Using the word dog as the Turks and Persians do when they say, “ dog of a Jew," or " dog of a Christian,” we take leave to style the lap-dog the dog of dogs, in order to inark the antipathy we bear to the most intolerable variety of the canine species. We assert with the utmost deliberation and solemnity, that we would infinitely prefer to have the country over-run again with bears and wolves, as it was in the days of the Heptarchy, than infested, as it now is under the House of Hanover, with those venomous little domestic nuisances, yclept lapdogs. The bear and the wolf were only to be met with in the woods and wilds, where it was a man's own fault if he went to meet them ; but the lap-dog is a wild-beast which you must fly to the woods and wilds to avoid, for he haunts the drawing-room and the boudoir ; the hearthrug is his jungle; the sofa his lair; he maketh his den of embroidered cushions, and “ imitates the action of the tiger," even in the soft situation from which he derives his name. More lively by many degrees is our dread of a London lap-dog than of a Bengal tiger. A general battue of the race of pugs and poodles, Shocks, Snaps, and Fidos, would be a splendid service to the public ; and if the British sportsman is a patriot, this hint will not be given in vain. Hitherto, the diminutive size of this ferocious animal has screened him from the stroke of justice; but it ought to protect him no longer. The flea is minuter a great deal, yet chambermaids are expressly commissioned to make war upon the flea, and extirpate it from bed and blanket. In fact, the smaller a mischievous creature is, the more difficult is it to guard against its attacks, and it is consequently formidable in an inverse proportion to its corporal dimensions. There is nothing so spiteful as the lap-dog; in no animal in creation are all the bad passions so completely developed or so shockingly conspicuous. Rancour, envy, jealousy, treachery, are amongst its “minor morals,”—the smallest graces of its character. It possesses a forty-spinster power of malice and all uncharitableness.

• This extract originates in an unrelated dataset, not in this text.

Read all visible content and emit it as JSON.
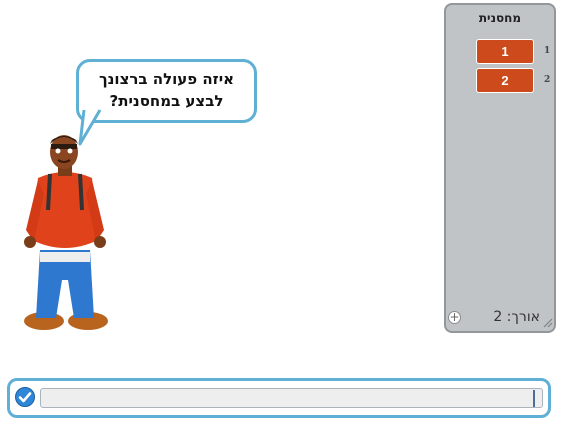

To give a mythological account of the origin of the breed, we should suppose the first lap-dog to have been the pet of those three virulent old maids, the Furies, and to have followed their heels, with a collar of snakes round its pretty neck, as its odious decendants wear pink ribbons. Perhaps the " Stygian pug,” kept by the great wizard Agrippa, was the identical darling of Miss Tisiphone and her sisters. Or, it is easy to conceive Cerberus to have been the Fido of Queen Proserpine, and a charming little dear no doubt he was, sporting about the Pandemonian drawing-room, and occasionally drawing “iron tears down Pluto's cheek,” by snapping at his sable majesty's nose, or biting his royal thumb.
We never see a lady and her lap-dog without thinking of Beauty and the Beast. It is observable that dogs of this description are actually prized for their ill-temper, for the fierceness of their bark,
*" Agrippa kept a Styrian pug.”-HUDIBRAS.